PC users will be able to convert audio CD tracks into MP3 files and store them in the Jukebox using Creative's PlayCenter 2 software, which will be included in the package. Macintosh-based conversions are similarly supported with the SoundJam MP, which will also be included in the package.
Besides CD-quality audio sounds, the Jukebox adds Creative's EAX technology, which allows the creation and personalization of audio files.
"I know we cannot depend on the SoundBlaster forever...Since we are the king of audio out there, we are playing with our strength," Creative chief executive Sim Wong Hoo told Bloomberg News. He went on to say that Creative hoped to see the same, if not better, success for the Jukebox as it did with SoundBlaster.
The new product is expected to generate sales of $100 million during the next 12 months, Sim said. "I believe that personal digital entertainment technologies will carry Creative for the next 10 years."
Looking ahead, Creative has allowed for future developments in audio formats; the Jukebox is reprogrammable from the Internet. Creative also expects to release a wireless remote control for the player by the end of the year and has included an infrared window in the Jukebox to accommodate the optional device.
Nomad Jukebox, which is available in blue-silver or silver, costs $499 off the shelf. Online buyers can get it for $399. Prices may fall if the flash memory chips used in the players fall, Sim said.
The first Jukeboxes are expected to be available from mid-August.

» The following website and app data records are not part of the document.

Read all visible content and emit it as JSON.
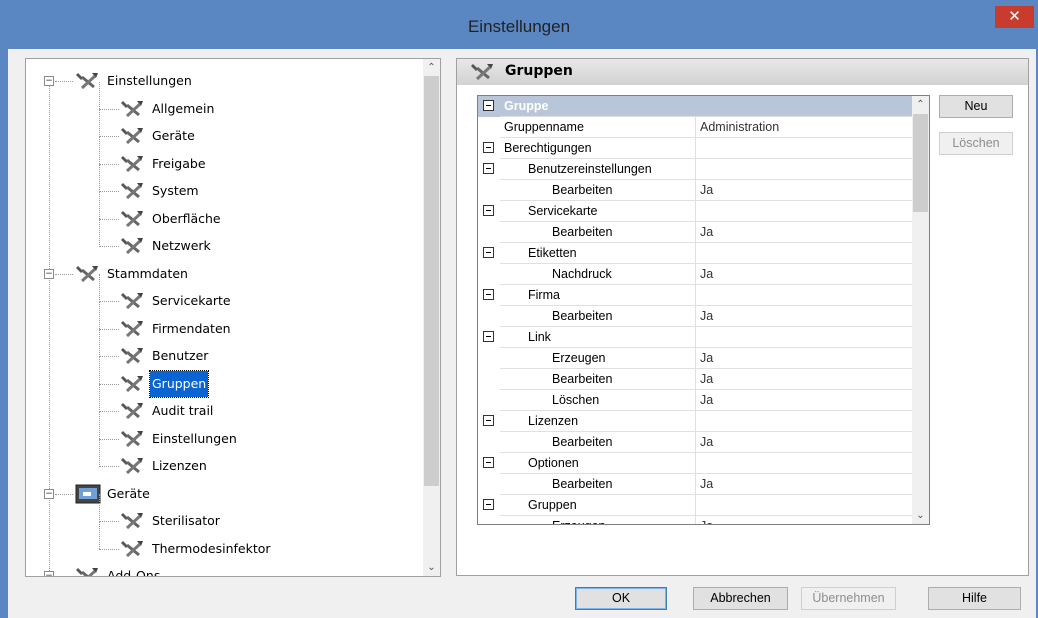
{
  "window": {
    "title": "Einstellungen",
    "close_glyph": "✕"
  },
  "tree": {
    "items": [
      {
        "label": "Einstellungen",
        "level": 0,
        "icon": "tools-icon",
        "expander": "−"
      },
      {
        "label": "Allgemein",
        "level": 1,
        "icon": "tools-icon"
      },
      {
        "label": "Geräte",
        "level": 1,
        "icon": "tools-icon"
      },
      {
        "label": "Freigabe",
        "level": 1,
        "icon": "tools-icon"
      },
      {
        "label": "System",
        "level": 1,
        "icon": "tools-icon"
      },
      {
        "label": "Oberfläche",
        "level": 1,
        "icon": "tools-icon"
      },
      {
        "label": "Netzwerk",
        "level": 1,
        "icon": "tools-icon"
      },
      {
        "label": "Stammdaten",
        "level": 0,
        "icon": "tools-icon",
        "expander": "−"
      },
      {
        "label": "Servicekarte",
        "level": 1,
        "icon": "tools-icon"
      },
      {
        "label": "Firmendaten",
        "level": 1,
        "icon": "tools-icon"
      },
      {
        "label": "Benutzer",
        "level": 1,
        "icon": "tools-icon"
      },
      {
        "label": "Gruppen",
        "level": 1,
        "icon": "tools-icon",
        "selected": true
      },
      {
        "label": "Audit trail",
        "level": 1,
        "icon": "tools-icon"
      },
      {
        "label": "Einstellungen",
        "level": 1,
        "icon": "tools-icon"
      },
      {
        "label": "Lizenzen",
        "level": 1,
        "icon": "tools-icon"
      },
      {
        "label": "Geräte",
        "level": 0,
        "icon": "monitor-icon",
        "expander": "−"
      },
      {
        "label": "Sterilisator",
        "level": 1,
        "icon": "tools-icon"
      },
      {
        "label": "Thermodesinfektor",
        "level": 1,
        "icon": "tools-icon"
      },
      {
        "label": "Add-Ons",
        "level": 0,
        "icon": "tools-icon",
        "expander": "−"
      }
    ]
  },
  "panel": {
    "title": "Gruppen"
  },
  "grid": {
    "rows": [
      {
        "type": "cat",
        "name": "Gruppe",
        "value": "",
        "indent": 0
      },
      {
        "type": "prop",
        "name": "Gruppenname",
        "value": "Administration",
        "indent": 0
      },
      {
        "type": "group",
        "name": "Berechtigungen",
        "value": "",
        "indent": 0
      },
      {
        "type": "group",
        "name": "Benutzereinstellungen",
        "value": "",
        "indent": 1
      },
      {
        "type": "prop",
        "name": "Bearbeiten",
        "value": "Ja",
        "indent": 2
      },
      {
        "type": "group",
        "name": "Servicekarte",
        "value": "",
        "indent": 1
      },
      {
        "type": "prop",
        "name": "Bearbeiten",
        "value": "Ja",
        "indent": 2
      },
      {
        "type": "group",
        "name": "Etiketten",
        "value": "",
        "indent": 1
      },
      {
        "type": "prop",
        "name": "Nachdruck",
        "value": "Ja",
        "indent": 2
      },
      {
        "type": "group",
        "name": "Firma",
        "value": "",
        "indent": 1
      },
      {
        "type": "prop",
        "name": "Bearbeiten",
        "value": "Ja",
        "indent": 2
      },
      {
        "type": "group",
        "name": "Link",
        "value": "",
        "indent": 1
      },
      {
        "type": "prop",
        "name": "Erzeugen",
        "value": "Ja",
        "indent": 2
      },
      {
        "type": "prop",
        "name": "Bearbeiten",
        "value": "Ja",
        "indent": 2
      },
      {
        "type": "prop",
        "name": "Löschen",
        "value": "Ja",
        "indent": 2
      },
      {
        "type": "group",
        "name": "Lizenzen",
        "value": "",
        "indent": 1
      },
      {
        "type": "prop",
        "name": "Bearbeiten",
        "value": "Ja",
        "indent": 2
      },
      {
        "type": "group",
        "name": "Optionen",
        "value": "",
        "indent": 1
      },
      {
        "type": "prop",
        "name": "Bearbeiten",
        "value": "Ja",
        "indent": 2
      },
      {
        "type": "group",
        "name": "Gruppen",
        "value": "",
        "indent": 1
      },
      {
        "type": "prop",
        "name": "Erzeugen",
        "value": "Ja",
        "indent": 2
      }
    ]
  },
  "side_buttons": {
    "new": "Neu",
    "delete": "Löschen"
  },
  "footer": {
    "ok": "OK",
    "cancel": "Abbrechen",
    "apply": "Übernehmen",
    "help": "Hilfe"
  },
  "scroll": {
    "up": "⌃",
    "down": "⌄"
  },
  "colors": {
    "titlebar": "#5a87c2",
    "close": "#c83c2e",
    "selection": "#0a64d2",
    "category": "#b9c6d9"
  }
}
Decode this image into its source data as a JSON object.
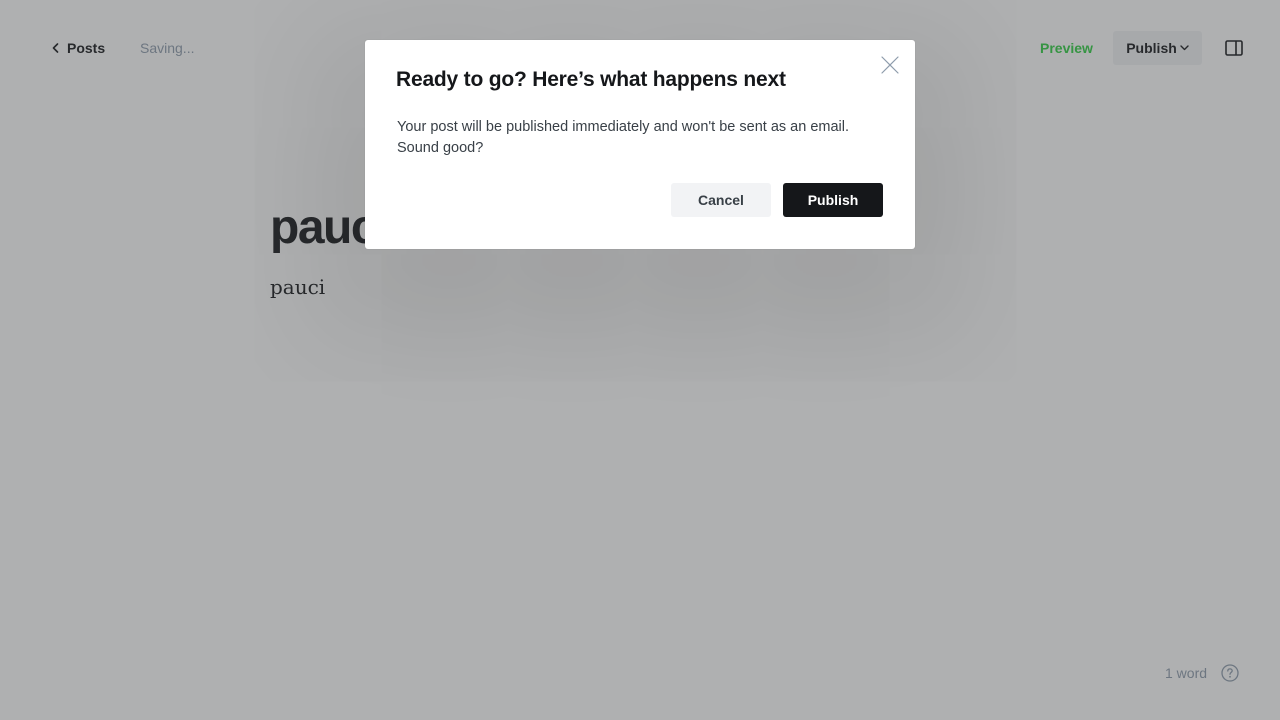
{
  "topbar": {
    "back_label": "Posts",
    "status": "Saving...",
    "preview_label": "Preview",
    "publish_label": "Publish"
  },
  "editor": {
    "title": "pauci",
    "body": "pauci"
  },
  "footer": {
    "word_count": "1 word"
  },
  "modal": {
    "title": "Ready to go? Here’s what happens next",
    "message": "Your post will be published immediately and won't be sent as an email. Sound good?",
    "cancel_label": "Cancel",
    "confirm_label": "Publish"
  },
  "icons": {
    "back": "chevron-left-icon",
    "dropdown": "chevron-down-icon",
    "sidebar": "sidebar-toggle-icon",
    "help": "help-icon",
    "close": "close-icon"
  },
  "colors": {
    "accent_green": "#30cf43",
    "publish_button": "#15171a",
    "backdrop": "rgba(64,66,70,0.42)"
  }
}
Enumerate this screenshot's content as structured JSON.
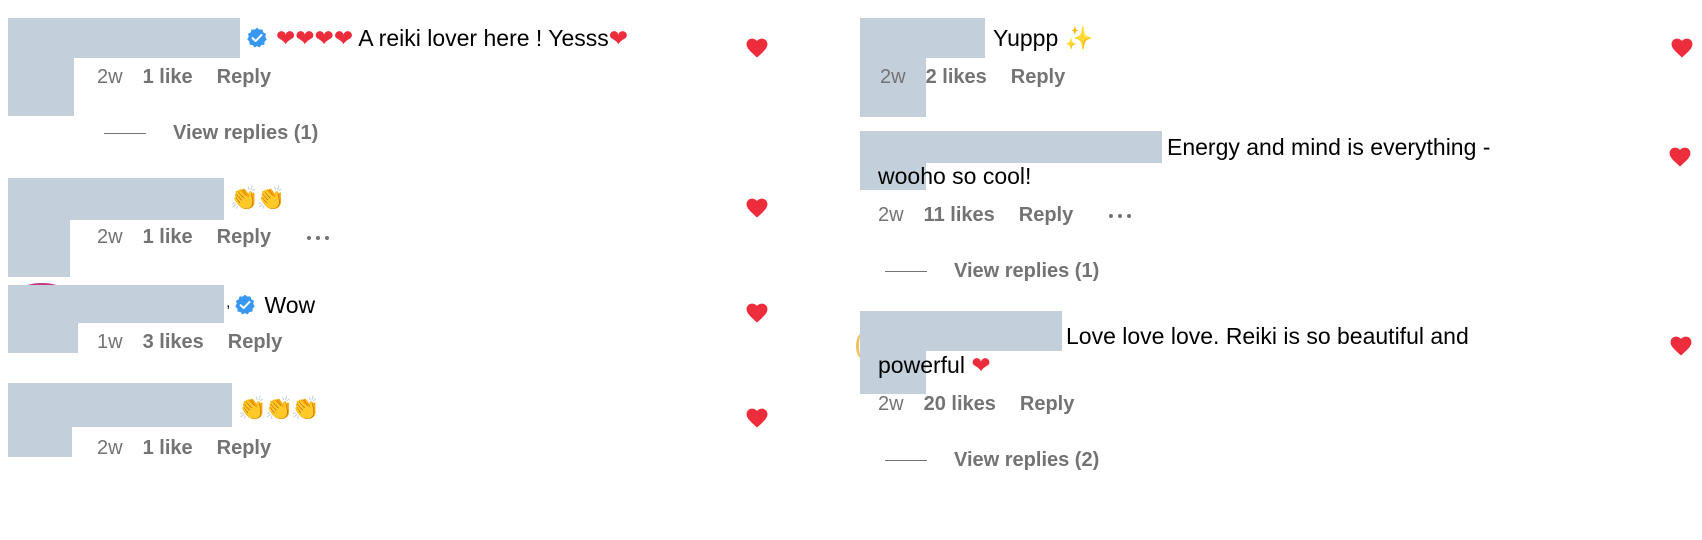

Singapore.CNET.com's Priscilla Wong reported from Singapore. Bloomberg News contributed to this report.